#### Work request
Every entry below must be retyped exactly, and the pictures must be left out.

Component data from apps and pages
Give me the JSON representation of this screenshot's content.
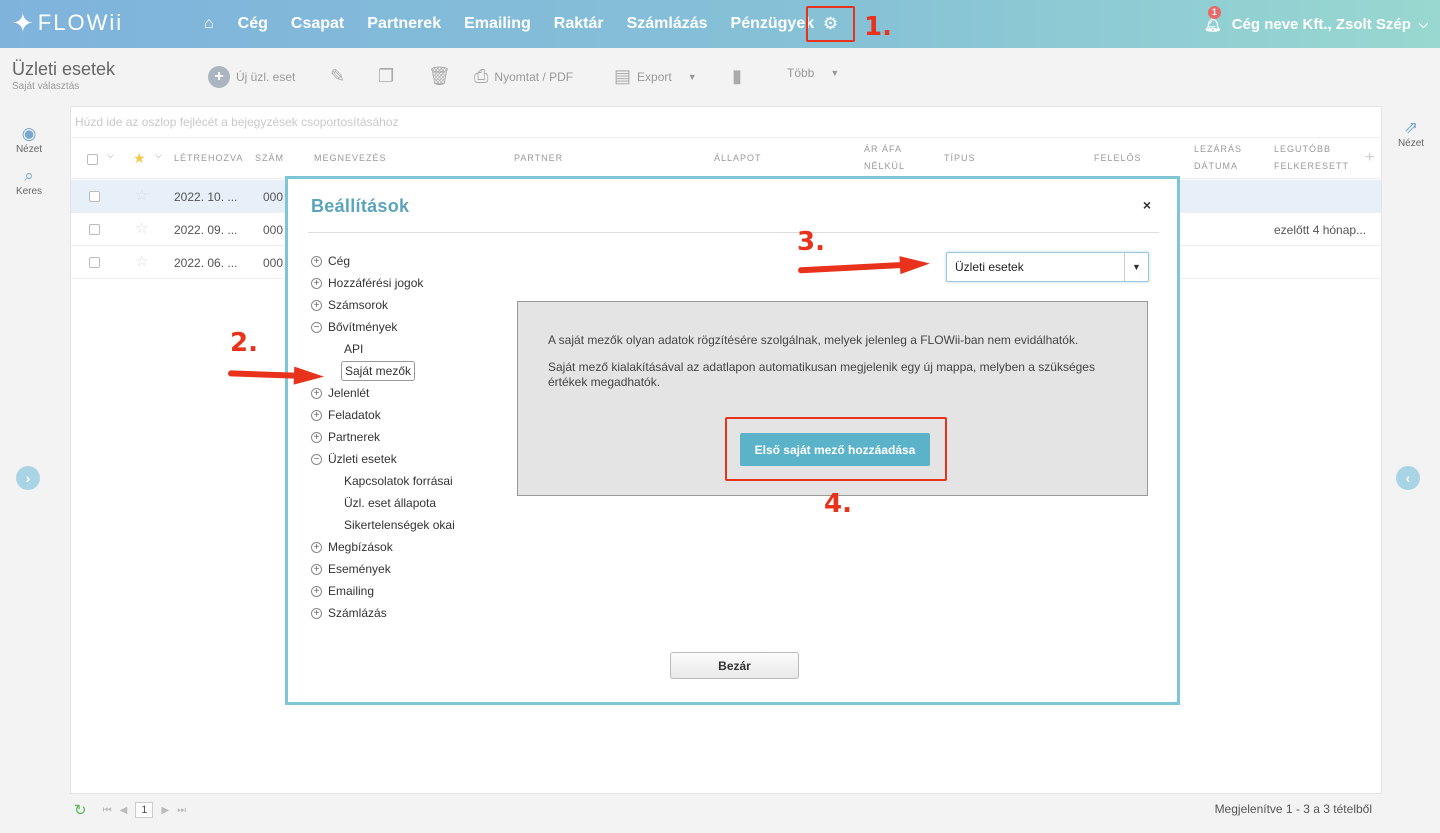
{
  "app": {
    "logo": "FLOWii",
    "user": "Cég neve Kft., Zsolt Szép",
    "notif_count": "1"
  },
  "nav": {
    "items": [
      "Cég",
      "Csapat",
      "Partnerek",
      "Emailing",
      "Raktár",
      "Számlázás",
      "Pénzügyek"
    ]
  },
  "annotations": {
    "a1": "1.",
    "a2": "2.",
    "a3": "3.",
    "a4": "4."
  },
  "page": {
    "title": "Üzleti esetek",
    "subtitle": "Saját választás"
  },
  "toolbar": {
    "new": "Új üzl. eset",
    "print": "Nyomtat / PDF",
    "export": "Export",
    "more": "Több"
  },
  "rail": {
    "view": "Nézet",
    "search": "Keres",
    "view_right": "Nézet"
  },
  "grid": {
    "group_hint": "Húzd ide az oszlop fejlécét a bejegyzések csoportosításához",
    "headers": {
      "created": "Létrehozva",
      "num": "Szám",
      "name": "Megnevezés",
      "partner": "Partner",
      "status": "Állapot",
      "price_1": "Ár áfa",
      "price_2": "nélkül",
      "type": "Típus",
      "owner": "Felelős",
      "close_1": "Lezárás",
      "close_2": "dátuma",
      "last_1": "Legutóbb",
      "last_2": "felkeresett"
    },
    "rows": [
      {
        "created": "2022. 10. ...",
        "num": "000",
        "last": ""
      },
      {
        "created": "2022. 09. ...",
        "num": "000",
        "last": "ezelőtt  4 hónap..."
      },
      {
        "created": "2022. 06. ...",
        "num": "000",
        "last": ""
      }
    ]
  },
  "footer": {
    "page": "1",
    "showing": "Megjelenítve 1 - 3 a 3 tételből"
  },
  "modal": {
    "title": "Beállítások",
    "close_x": "×",
    "tree": [
      {
        "label": "Cég",
        "level": 0,
        "sign": "+"
      },
      {
        "label": "Hozzáférési jogok",
        "level": 0,
        "sign": "+"
      },
      {
        "label": "Számsorok",
        "level": 0,
        "sign": "+"
      },
      {
        "label": "Bővítmények",
        "level": 0,
        "sign": "−"
      },
      {
        "label": "API",
        "level": 1
      },
      {
        "label": "Saját mezők",
        "level": 1,
        "highlight": true
      },
      {
        "label": "Jelenlét",
        "level": 0,
        "sign": "+"
      },
      {
        "label": "Feladatok",
        "level": 0,
        "sign": "+"
      },
      {
        "label": "Partnerek",
        "level": 0,
        "sign": "+"
      },
      {
        "label": "Üzleti esetek",
        "level": 0,
        "sign": "−"
      },
      {
        "label": "Kapcsolatok forrásai",
        "level": 1
      },
      {
        "label": "Üzl. eset állapota",
        "level": 1
      },
      {
        "label": "Sikertelenségek okai",
        "level": 1
      },
      {
        "label": "Megbízások",
        "level": 0,
        "sign": "+"
      },
      {
        "label": "Események",
        "level": 0,
        "sign": "+"
      },
      {
        "label": "Emailing",
        "level": 0,
        "sign": "+"
      },
      {
        "label": "Számlázás",
        "level": 0,
        "sign": "+"
      }
    ],
    "select_value": "Üzleti esetek",
    "info_1": "A saját mezők olyan adatok rögzítésére szolgálnak, melyek jelenleg a FLOWii-ban nem evidálhatók.",
    "info_2": "Saját mező kialakításával az adatlapon automatikusan megjelenik egy új mappa, melyben a szükséges értékek megadhatók.",
    "add_button": "Első saját mező hozzáadása",
    "close_button": "Bezár"
  },
  "colors": {
    "accent": "#5ab3c9",
    "annotation": "#e8321b"
  }
}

#### Your solution
Give me the JSON representation of this screenshot's content.
{
  "app": {
    "logo": "FLOWii",
    "user": "Cég neve Kft., Zsolt Szép",
    "notif_count": "1"
  },
  "nav": {
    "items": [
      "Cég",
      "Csapat",
      "Partnerek",
      "Emailing",
      "Raktár",
      "Számlázás",
      "Pénzügyek"
    ]
  },
  "annotations": {
    "a1": "1.",
    "a2": "2.",
    "a3": "3.",
    "a4": "4."
  },
  "page": {
    "title": "Üzleti esetek",
    "subtitle": "Saját választás"
  },
  "toolbar": {
    "new": "Új üzl. eset",
    "print": "Nyomtat / PDF",
    "export": "Export",
    "more": "Több"
  },
  "rail": {
    "view": "Nézet",
    "search": "Keres",
    "view_right": "Nézet"
  },
  "grid": {
    "group_hint": "Húzd ide az oszlop fejlécét a bejegyzések csoportosításához",
    "headers": {
      "created": "Létrehozva",
      "num": "Szám",
      "name": "Megnevezés",
      "partner": "Partner",
      "status": "Állapot",
      "price_1": "Ár áfa",
      "price_2": "nélkül",
      "type": "Típus",
      "owner": "Felelős",
      "close_1": "Lezárás",
      "close_2": "dátuma",
      "last_1": "Legutóbb",
      "last_2": "felkeresett"
    },
    "rows": [
      {
        "created": "2022. 10. ...",
        "num": "000",
        "last": ""
      },
      {
        "created": "2022. 09. ...",
        "num": "000",
        "last": "ezelőtt  4 hónap..."
      },
      {
        "created": "2022. 06. ...",
        "num": "000",
        "last": ""
      }
    ]
  },
  "footer": {
    "page": "1",
    "showing": "Megjelenítve 1 - 3 a 3 tételből"
  },
  "modal": {
    "title": "Beállítások",
    "close_x": "×",
    "tree": [
      {
        "label": "Cég",
        "level": 0,
        "sign": "+"
      },
      {
        "label": "Hozzáférési jogok",
        "level": 0,
        "sign": "+"
      },
      {
        "label": "Számsorok",
        "level": 0,
        "sign": "+"
      },
      {
        "label": "Bővítmények",
        "level": 0,
        "sign": "−"
      },
      {
        "label": "API",
        "level": 1
      },
      {
        "label": "Saját mezők",
        "level": 1,
        "highlight": true
      },
      {
        "label": "Jelenlét",
        "level": 0,
        "sign": "+"
      },
      {
        "label": "Feladatok",
        "level": 0,
        "sign": "+"
      },
      {
        "label": "Partnerek",
        "level": 0,
        "sign": "+"
      },
      {
        "label": "Üzleti esetek",
        "level": 0,
        "sign": "−"
      },
      {
        "label": "Kapcsolatok forrásai",
        "level": 1
      },
      {
        "label": "Üzl. eset állapota",
        "level": 1
      },
      {
        "label": "Sikertelenségek okai",
        "level": 1
      },
      {
        "label": "Megbízások",
        "level": 0,
        "sign": "+"
      },
      {
        "label": "Események",
        "level": 0,
        "sign": "+"
      },
      {
        "label": "Emailing",
        "level": 0,
        "sign": "+"
      },
      {
        "label": "Számlázás",
        "level": 0,
        "sign": "+"
      }
    ],
    "select_value": "Üzleti esetek",
    "info_1": "A saját mezők olyan adatok rögzítésére szolgálnak, melyek jelenleg a FLOWii-ban nem evidálhatók.",
    "info_2": "Saját mező kialakításával az adatlapon automatikusan megjelenik egy új mappa, melyben a szükséges értékek megadhatók.",
    "add_button": "Első saját mező hozzáadása",
    "close_button": "Bezár"
  },
  "colors": {
    "accent": "#5ab3c9",
    "annotation": "#e8321b"
  }
}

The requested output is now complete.